- When Junot Diaz needs to be alone, he retreats into the bathroom to sit on the edge of the tub. “It drove my ex crazy,” he says. “She would always know I was going to write because I would grab a notebook and run into the bathroom.”
- Colum McCann sometimes takes a printed-out a chapter or two put together in large font or in small font, stapled like a book, to read in Central Park. He finds a quiet bench and pretends he’s reading a book by someone else. He says it forces him to look at the words in a new way and examine why they’re there.
- To write “Lowboy,” Novelist John Wray rode New York City trains while he composed his first draft. He often sat in a corner near the conductor’s booth with his headphones on for up to six hours a day, for nearly a year.
- Mystery writer Laura Lippman uses color-coded sketch-books and draws charts detailing the histories of the characters and their relationships. The result is an intricate arty map of the project she is working on before she actually begins her draft.
- Edwidge Dandicat collages magazine images on the settings and subjects she will be writing about—enough to fill three or four large bulletin boards. The hands-on craft element of such preparation appeals to her.
I see that the public perception of such creative preferences is still largely bafflement. In other words, writers are weird. I guess that’s true sometimes.
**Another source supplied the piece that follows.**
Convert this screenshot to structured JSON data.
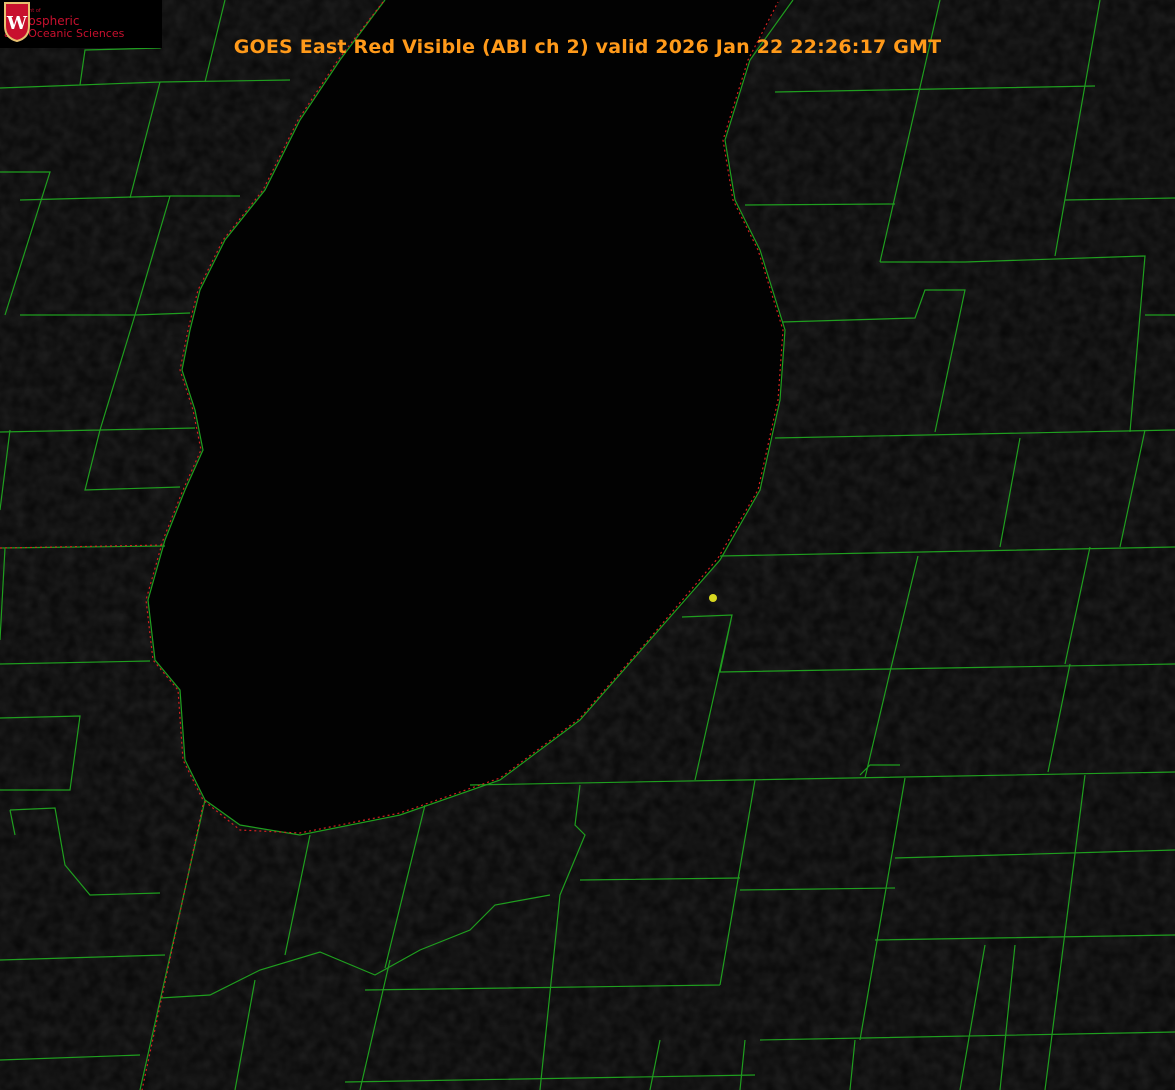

I like to think of it as looking for a way of working that sustains you and that leads to productivity.
It’s also about writing as practice for being and creating in the moment. Maybe because of the blueberries, I’m reminded of the 2007 Doris Dorrie film How To Cook Your Life, a documentary about Edward Espe Brown, chief cook at the Tassajara Zen Center in California. Some people were disappointed they didn’t learn more about bread-making or vegetarian recipes from this movie. The movie isn’t about that. It’s about living life in the right way and the struggle to be human. The film manages to convey the message by being thoroughly concrete and often humorous. But How To Cook Your Life is also practical in a way that some might find tough. “When you wash the rice, wash the rice.”
This beautiful and moving film is entirely relevant to the task of writing. Writing isn’t simply a mechanical operation of punching out a certain number of words a day, though there is certainly that aspect to it if you want to finish anything. Cooking isn’t simply slapping ingredients together to shove into your belly. Surely we deserve more respect than that. Food preparation, cooking, presentation, and eating are a social experience as well as a spiritual and physical one. Nutrition operates on many levels here. Writing too incorporates all these levels. Even if the writer works alone, her community waits in support. All are fed in turn. And just as every cook has utensils and movements specific to him, every writer will have to discover the rituals that support her creation. What time of day, what setting, what instruments and materials, what quality of silence, what kinds of preparation, what sustenance, what physical representations (walking, standing , sitting for hours without a break, lying down, dancing, running, playing the piano, traveling forest paths or alleyways)? Each is a continuing and sustaining question mark.
Is there something in our personal creative rituals that needs some change or amplification so that we in turn can be supported?